We delved into these issues through the music of a wide range of artists, including Bessie Smith, Fiddlin’ John Carson, Thomas Dorsey, Goodie Mob, the Singing Peek Sisters, Janelle Monáe, and Lil Baby. Meanwhile, the United States had erupted into what is perhaps the largest protest movement in support of Black lives and against continuing racial injustice, and the country mobilized for a history-defining election against the backdrop of the coronavirus pandemic. Race and politics were at the center of this course when I last taught it in 2018, but these same topics felt especially raw this time around.
The course was at times challenging, even emotionally exhausting. We examined Atlanta’s history of white supremacists, like John Carson, and racist lyrics, like those to his “Little Old Log Cabin in the Lane.” We also analyzed more recent music videos, like Childish Gambino’s “This Is America,” which depicted and critiqued the killing of Black people.
Watching and listening to these songs and discussing them with students made me revisit why I teach what I teach. Because the course delved deep into difficult material and explored varied shades of racism in Atlanta’s musical and political history, we approached these conversations with an extra awareness of how difficult these discussions might be. The context of heightened political and racial tensions added to the potential challenge of engaging this material, especially for students whose identities have made them historically and currently vulnerable to discrimination. Our class’s interpretation of the city’s and the nation’s race relations and electoral politics was further complicated by perspectives of international students encountering America’s race relations and political system through a comparative lens based on their own experiences.
Navigating these challenges was harder in the context of remote learning, where technologies might interfere with the ability to read each other’s emotions, and checking in with students required more deliberate effort. I was surprised, though, with how well we adapted to these circumstances, and found it was easier to read the (Zoom) room as we got to know each other despite our virtual interface. When we made space in break-out rooms and as a class to talk about how the intersections of course materials with the contemporary context impacted folks, it opened up some of the most meaningful connections I’ve had over Zoom. The value of this space was most striking to me when we met early in the afternoon the day after election day, hours after then-president Donald J. Trump had erroneously declared victory but before state counts had made clear that Joseph R. Biden was likely to win. I had already planned to go light on the course material for that session, focusing on giving students space to say how they were processing the news and uncertainty.

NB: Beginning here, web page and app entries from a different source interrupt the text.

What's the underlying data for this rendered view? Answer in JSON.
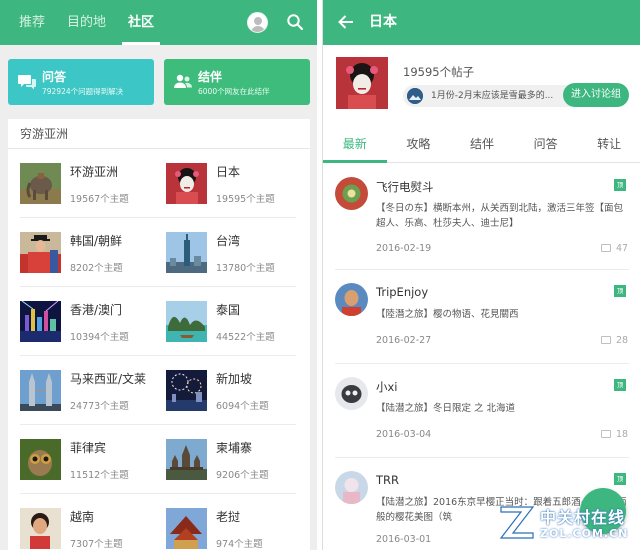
{
  "left": {
    "tabs": [
      {
        "label": "推荐",
        "active": false
      },
      {
        "label": "目的地",
        "active": false
      },
      {
        "label": "社区",
        "active": true
      }
    ],
    "icons": {
      "avatar": "user-avatar-icon",
      "search": "search-icon"
    },
    "cards": {
      "qa": {
        "title": "问答",
        "subtitle": "792924个问题得到解决",
        "icon": "chat-bubbles-icon",
        "color": "#3cc7c6"
      },
      "jieban": {
        "title": "结伴",
        "subtitle": "6000个网友在此结伴",
        "icon": "people-icon",
        "color": "#3dbc7c"
      }
    },
    "region_title": "穷游亚洲",
    "countries": [
      {
        "name": "环游亚洲",
        "count": "19567个主题",
        "image": "elephant-photo"
      },
      {
        "name": "日本",
        "count": "19595个主题",
        "image": "geisha-photo"
      },
      {
        "name": "韩国/朝鲜",
        "count": "8202个主题",
        "image": "korean-guard-photo"
      },
      {
        "name": "台湾",
        "count": "13780个主题",
        "image": "taipei-101-photo"
      },
      {
        "name": "香港/澳门",
        "count": "10394个主题",
        "image": "hong-kong-night-photo"
      },
      {
        "name": "泰国",
        "count": "44522个主题",
        "image": "thai-islands-photo"
      },
      {
        "name": "马来西亚/文莱",
        "count": "24773个主题",
        "image": "petronas-towers-photo"
      },
      {
        "name": "新加坡",
        "count": "6094个主题",
        "image": "singapore-fireworks-photo"
      },
      {
        "name": "菲律宾",
        "count": "11512个主题",
        "image": "tarsier-photo"
      },
      {
        "name": "柬埔寨",
        "count": "9206个主题",
        "image": "angkor-wat-photo"
      },
      {
        "name": "越南",
        "count": "7307个主题",
        "image": "vietnam-child-photo"
      },
      {
        "name": "老挝",
        "count": "974个主题",
        "image": "laos-temple-photo"
      }
    ]
  },
  "right": {
    "title": "日本",
    "icons": {
      "back": "back-arrow-icon"
    },
    "post_count": "19595个帖子",
    "hint": "1月份-2月末应该是雪最多的...",
    "join_label": "进入讨论组",
    "tabs": [
      {
        "label": "最新",
        "active": true
      },
      {
        "label": "攻略",
        "active": false
      },
      {
        "label": "结伴",
        "active": false
      },
      {
        "label": "问答",
        "active": false
      },
      {
        "label": "转让",
        "active": false
      }
    ],
    "posts": [
      {
        "author": "飞行电熨斗",
        "tag": "顶",
        "body": "【冬日の东】横断本州，从关西到北陆，激活三年签【面包超人、乐高、杜莎夫人、迪士尼】",
        "date": "2016-02-19",
        "comments": "47"
      },
      {
        "author": "TripEnjoy",
        "tag": "顶",
        "body": "【陸潛之旅】樱の物语、花見關西",
        "date": "2016-02-27",
        "comments": "28"
      },
      {
        "author": "小xi",
        "tag": "顶",
        "body": "【陆潜之旅】冬日限定 之 北海道",
        "date": "2016-03-04",
        "comments": "18"
      },
      {
        "author": "TRR",
        "tag": "顶",
        "body": "【陆潜之旅】2016东京早樱正当时：跟着五郎酒~电影画面般的樱花美图（筑",
        "date": "2016-03-01",
        "comments": ""
      }
    ]
  },
  "watermark": {
    "line1": "中关村在线",
    "line2": "ZOL.COM.CN"
  },
  "colors": {
    "brand_green": "#3db67f",
    "teal": "#3cc7c6"
  }
}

Even with this plan, having the week’s listening assignments and course’s framework at hand proved a resource in placing our current moment in meaningful context. Remote teaching made it challenging to connect, but the extra work this demanded of me and my students ultimately brought us closer together as a class.
Teaching about music in Atlanta during this semester was difficult, but I also found it to be exceptionally rewarding. Talking about racial politics in the fall of 2020 was an especially fraught and humbling exercise. It was also a great privilege to work through these issues with my students. Our course provided a valuable space in which to process our values and our relationship to Atlanta during a challenging and extraordinary time: apart from one another and the city and yet, surprisingly, together.